[Try it] Exactly as written, print every line of the listing below and omit its pictures.
+++ Listed entries +++
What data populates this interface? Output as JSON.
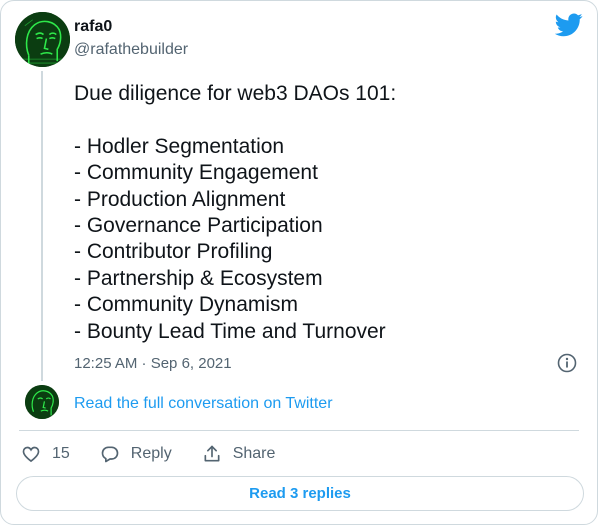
{
  "author": {
    "display_name": "rafa0",
    "username": "@rafathebuilder"
  },
  "icons": {
    "brand": "twitter-bird-icon",
    "info": "info-icon",
    "like": "heart-icon",
    "reply": "reply-bubble-icon",
    "share": "share-icon"
  },
  "tweet": {
    "heading": "Due diligence for web3 DAOs 101:",
    "items": [
      "- Hodler Segmentation",
      "- Community Engagement",
      "- Production Alignment",
      "- Governance Participation",
      "- Contributor Profiling",
      "- Partnership & Ecosystem",
      "- Community Dynamism",
      "- Bounty Lead Time and Turnover"
    ],
    "timestamp": "12:25 AM · Sep 6, 2021"
  },
  "conversation": {
    "link_label": "Read the full conversation on Twitter"
  },
  "actions": {
    "like_count": "15",
    "reply_label": "Reply",
    "share_label": "Share"
  },
  "replies": {
    "button_label": "Read 3 replies"
  },
  "colors": {
    "accent": "#1d9bf0",
    "text": "#0f1419",
    "muted": "#536471",
    "border": "#cfd9de",
    "avatar_bg": "#0b3d11",
    "avatar_fg": "#2ee84a"
  }
}
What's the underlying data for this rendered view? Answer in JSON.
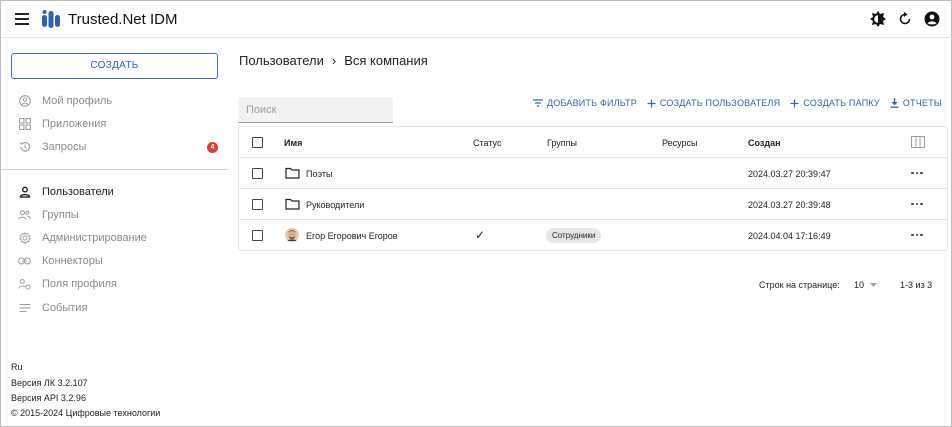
{
  "app": {
    "title": "Trusted.Net IDM"
  },
  "colors": {
    "accent": "#2f63b1",
    "badge": "#e53935",
    "logo": "#2f63b1"
  },
  "topbar": {
    "icons": [
      "theme-toggle-icon",
      "refresh-icon",
      "account-icon"
    ]
  },
  "sidebar": {
    "create_label": "СОЗДАТЬ",
    "items_top": [
      {
        "label": "Мой профиль",
        "icon": "account-circle-icon"
      },
      {
        "label": "Приложения",
        "icon": "apps-icon"
      },
      {
        "label": "Запросы",
        "icon": "history-icon",
        "badge": "4"
      }
    ],
    "items_bottom": [
      {
        "label": "Пользователи",
        "icon": "person-icon",
        "active": true
      },
      {
        "label": "Группы",
        "icon": "group-icon"
      },
      {
        "label": "Администрирование",
        "icon": "settings-icon"
      },
      {
        "label": "Коннекторы",
        "icon": "link-icon"
      },
      {
        "label": "Поля профиля",
        "icon": "profile-fields-icon"
      },
      {
        "label": "События",
        "icon": "events-icon"
      }
    ],
    "footer": {
      "lang": "Ru",
      "lk_version": "Версия ЛК 3.2.107",
      "api_version": "Версия API 3.2.96",
      "copyright": "© 2015-2024 Цифровые технологии"
    }
  },
  "breadcrumb": {
    "part1": "Пользователи",
    "sep": "›",
    "part2": "Вся компания"
  },
  "search": {
    "placeholder": "Поиск"
  },
  "actions": {
    "add_filter": "ДОБАВИТЬ ФИЛЬТР",
    "create_user": "СОЗДАТЬ ПОЛЬЗОВАТЕЛЯ",
    "create_folder": "СОЗДАТЬ ПАПКУ",
    "reports": "ОТЧЕТЫ"
  },
  "table": {
    "headers": {
      "name": "Имя",
      "status": "Статус",
      "groups": "Группы",
      "resources": "Ресурсы",
      "created": "Создан"
    },
    "rows": [
      {
        "type": "folder",
        "name": "Поэты",
        "status": "",
        "group": "",
        "created": "2024.03.27 20:39:47"
      },
      {
        "type": "folder",
        "name": "Руководители",
        "status": "",
        "group": "",
        "created": "2024.03.27 20:39:48"
      },
      {
        "type": "user",
        "name": "Егор Егорович Егоров",
        "status": "✓",
        "group": "Сотрудники",
        "created": "2024.04.04 17:16:49"
      }
    ]
  },
  "pagination": {
    "rows_label": "Строк на странице:",
    "rows_value": "10",
    "range": "1-3 из 3"
  }
}
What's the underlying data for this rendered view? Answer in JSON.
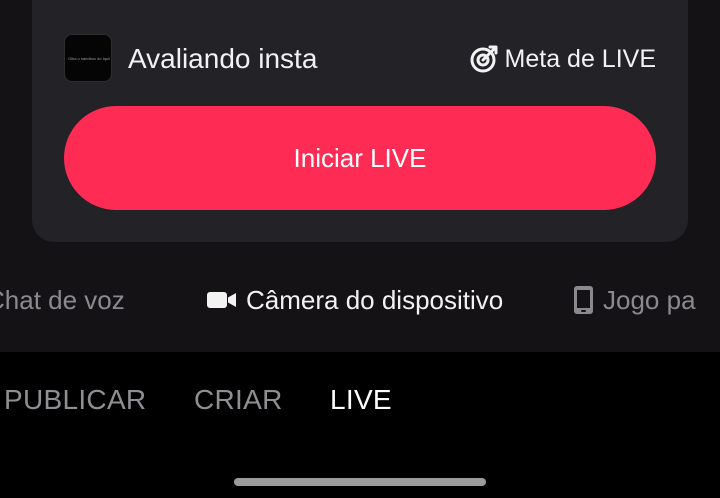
{
  "live_card": {
    "thumbnail_caption": "Olha o sandbox do Iquil",
    "account_name": "Avaliando insta",
    "goal_icon": "target-icon",
    "goal_label": "Meta de LIVE",
    "start_button_label": "Iniciar LIVE",
    "start_button_color": "#fe2c55"
  },
  "modes": [
    {
      "label": "Chat de voz",
      "icon": "none",
      "selected": false
    },
    {
      "label": "Câmera do dispositivo",
      "icon": "video-camera-icon",
      "selected": true
    },
    {
      "label": "Jogo pa",
      "icon": "phone-icon",
      "selected": false
    }
  ],
  "bottom_tabs": [
    {
      "label": "PUBLICAR",
      "selected": false
    },
    {
      "label": "CRIAR",
      "selected": false
    },
    {
      "label": "LIVE",
      "selected": true
    }
  ]
}
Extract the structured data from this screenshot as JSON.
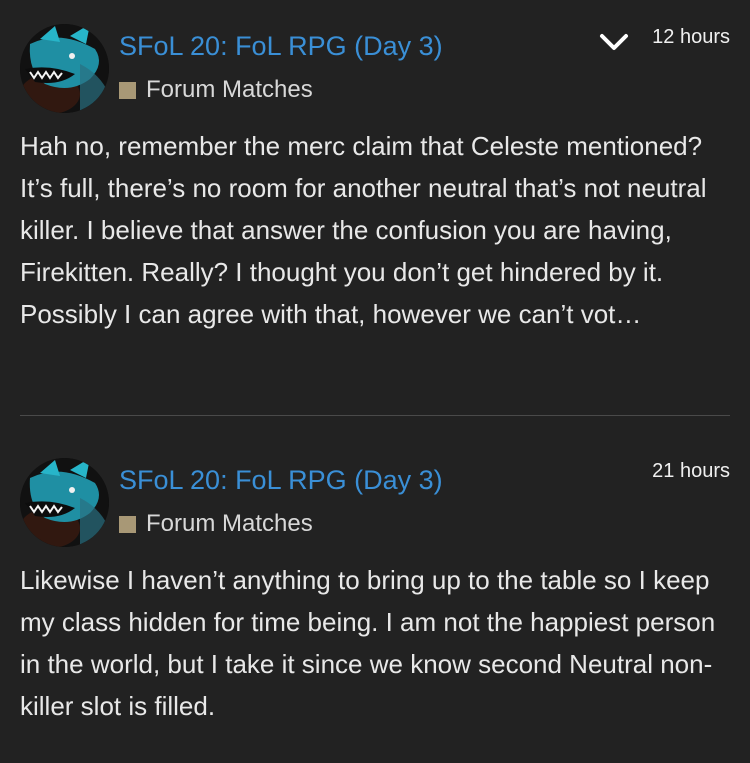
{
  "colors": {
    "background": "#222222",
    "title_link": "#3a8fd6",
    "category_swatch": "#a89876",
    "text": "#e8e8e8",
    "divider": "#4a4a4a"
  },
  "posts": [
    {
      "title": "SFoL 20: FoL RPG (Day 3)",
      "category": "Forum Matches",
      "time": "12 hours",
      "has_expand": true,
      "expand_icon": "chevron-down-icon",
      "avatar_icon": "dragon-avatar",
      "body": "Hah no, remember the merc claim that Celeste mentioned? It’s full, there’s no room for another neutral that’s not neutral killer. I believe that answer the confusion you are having, Firekitten. Really? I thought you don’t get hindered by it. Possibly I can agree with that, however we can’t vot…"
    },
    {
      "title": "SFoL 20: FoL RPG (Day 3)",
      "category": "Forum Matches",
      "time": "21 hours",
      "has_expand": false,
      "avatar_icon": "dragon-avatar",
      "body": "Likewise I haven’t anything to bring up to the table so I keep my class hidden for time being. I am not the happiest person in the world, but I take it since we know second Neutral non-killer slot is filled."
    }
  ]
}
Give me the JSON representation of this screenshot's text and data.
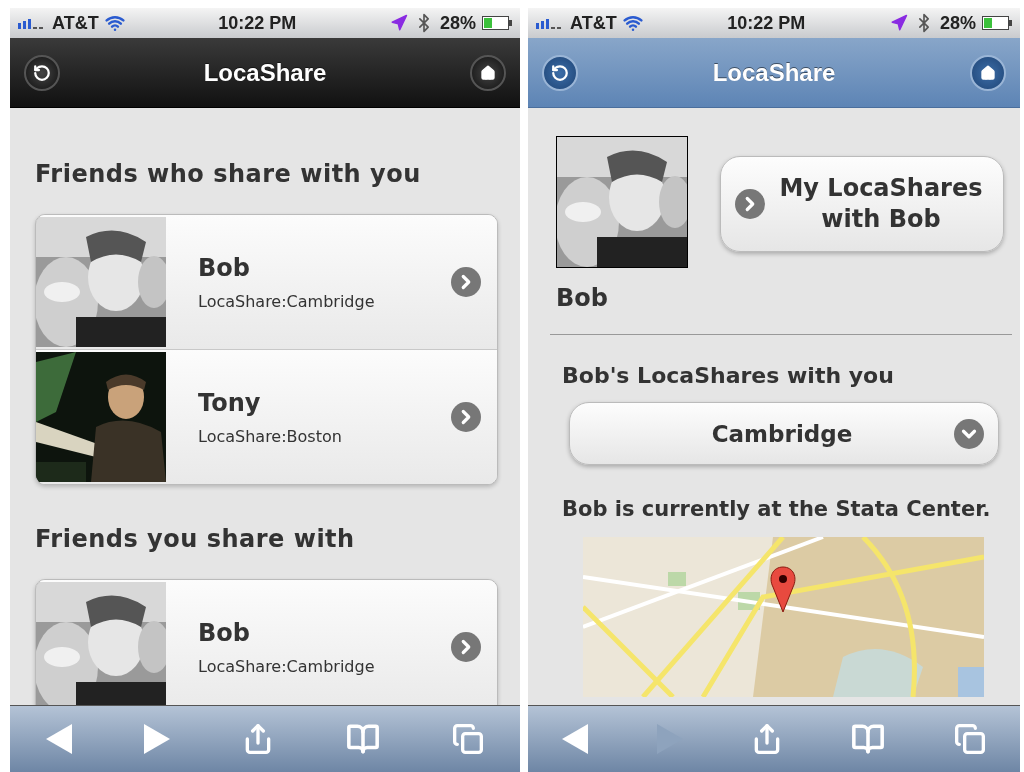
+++
[The answer]
What data populates this interface? Output as JSON.
{
  "author": {
    "display_name": "rafa0",
    "username": "@rafathebuilder"
  },
  "icons": {
    "brand": "twitter-bird-icon",
    "info": "info-icon",
    "like": "heart-icon",
    "reply": "reply-bubble-icon",
    "share": "share-icon"
  },
  "tweet": {
    "heading": "Due diligence for web3 DAOs 101:",
    "items": [
      "- Hodler Segmentation",
      "- Community Engagement",
      "- Production Alignment",
      "- Governance Participation",
      "- Contributor Profiling",
      "- Partnership & Ecosystem",
      "- Community Dynamism",
      "- Bounty Lead Time and Turnover"
    ],
    "timestamp": "12:25 AM · Sep 6, 2021"
  },
  "conversation": {
    "link_label": "Read the full conversation on Twitter"
  },
  "actions": {
    "like_count": "15",
    "reply_label": "Reply",
    "share_label": "Share"
  },
  "replies": {
    "button_label": "Read 3 replies"
  },
  "colors": {
    "accent": "#1d9bf0",
    "text": "#0f1419",
    "muted": "#536471",
    "border": "#cfd9de",
    "avatar_bg": "#0b3d11",
    "avatar_fg": "#2ee84a"
  }
}
What's the underlying data for this rendered view? Answer in JSON.
{
  "app": {
    "title": "Trusted.Net IDM"
  },
  "colors": {
    "accent": "#2f63b1",
    "badge": "#e53935",
    "logo": "#2f63b1"
  },
  "topbar": {
    "icons": [
      "theme-toggle-icon",
      "refresh-icon",
      "account-icon"
    ]
  },
  "sidebar": {
    "create_label": "СОЗДАТЬ",
    "items_top": [
      {
        "label": "Мой профиль",
        "icon": "account-circle-icon"
      },
      {
        "label": "Приложения",
        "icon": "apps-icon"
      },
      {
        "label": "Запросы",
        "icon": "history-icon",
        "badge": "4"
      }
    ],
    "items_bottom": [
      {
        "label": "Пользователи",
        "icon": "person-icon",
        "active": true
      },
      {
        "label": "Группы",
        "icon": "group-icon"
      },
      {
        "label": "Администрирование",
        "icon": "settings-icon"
      },
      {
        "label": "Коннекторы",
        "icon": "link-icon"
      },
      {
        "label": "Поля профиля",
        "icon": "profile-fields-icon"
      },
      {
        "label": "События",
        "icon": "events-icon"
      }
    ],
    "footer": {
      "lang": "Ru",
      "lk_version": "Версия ЛК 3.2.107",
      "api_version": "Версия API 3.2.96",
      "copyright": "© 2015-2024 Цифровые технологии"
    }
  },
  "breadcrumb": {
    "part1": "Пользователи",
    "sep": "›",
    "part2": "Вся компания"
  },
  "search": {
    "placeholder": "Поиск"
  },
  "actions": {
    "add_filter": "ДОБАВИТЬ ФИЛЬТР",
    "create_user": "СОЗДАТЬ ПОЛЬЗОВАТЕЛЯ",
    "create_folder": "СОЗДАТЬ ПАПКУ",
    "reports": "ОТЧЕТЫ"
  },
  "table": {
    "headers": {
      "name": "Имя",
      "status": "Статус",
      "groups": "Группы",
      "resources": "Ресурсы",
      "created": "Создан"
    },
    "rows": [
      {
        "type": "folder",
        "name": "Поэты",
        "status": "",
        "group": "",
        "created": "2024.03.27 20:39:47"
      },
      {
        "type": "folder",
        "name": "Руководители",
        "status": "",
        "group": "",
        "created": "2024.03.27 20:39:48"
      },
      {
        "type": "user",
        "name": "Егор Егорович Егоров",
        "status": "✓",
        "group": "Сотрудники",
        "created": "2024.04.04 17:16:49"
      }
    ]
  },
  "pagination": {
    "rows_label": "Строк на странице:",
    "rows_value": "10",
    "range": "1-3 из 3"
  }
}
What's the underlying data for this rendered view? Answer in JSON.
{
  "live_card": {
    "thumbnail_caption": "Olha o sandbox do Iquil",
    "account_name": "Avaliando insta",
    "goal_icon": "target-icon",
    "goal_label": "Meta de LIVE",
    "start_button_label": "Iniciar LIVE",
    "start_button_color": "#fe2c55"
  },
  "modes": [
    {
      "label": "Chat de voz",
      "icon": "none",
      "selected": false
    },
    {
      "label": "Câmera do dispositivo",
      "icon": "video-camera-icon",
      "selected": true
    },
    {
      "label": "Jogo pa",
      "icon": "phone-icon",
      "selected": false
    }
  ],
  "bottom_tabs": [
    {
      "label": "PUBLICAR",
      "selected": false
    },
    {
      "label": "CRIAR",
      "selected": false
    },
    {
      "label": "LIVE",
      "selected": true
    }
  ]
}
Extract the structured data from this screenshot as JSON.
{
  "colors": {
    "background": "#222222",
    "title_link": "#3a8fd6",
    "category_swatch": "#a89876",
    "text": "#e8e8e8",
    "divider": "#4a4a4a"
  },
  "posts": [
    {
      "title": "SFoL 20: FoL RPG (Day 3)",
      "category": "Forum Matches",
      "time": "12 hours",
      "has_expand": true,
      "expand_icon": "chevron-down-icon",
      "avatar_icon": "dragon-avatar",
      "body": "Hah no, remember the merc claim that Celeste mentioned? It’s full, there’s no room for another neutral that’s not neutral killer. I believe that answer the confusion you are having, Firekitten. Really? I thought you don’t get hindered by it. Possibly I can agree with that, however we can’t vot…"
    },
    {
      "title": "SFoL 20: FoL RPG (Day 3)",
      "category": "Forum Matches",
      "time": "21 hours",
      "has_expand": false,
      "avatar_icon": "dragon-avatar",
      "body": "Likewise I haven’t anything to bring up to the table so I keep my class hidden for time being. I am not the happiest person in the world, but I take it since we know second Neutral non-killer slot is filled."
    }
  ]
}
Give me the JSON representation of this screenshot's text and data.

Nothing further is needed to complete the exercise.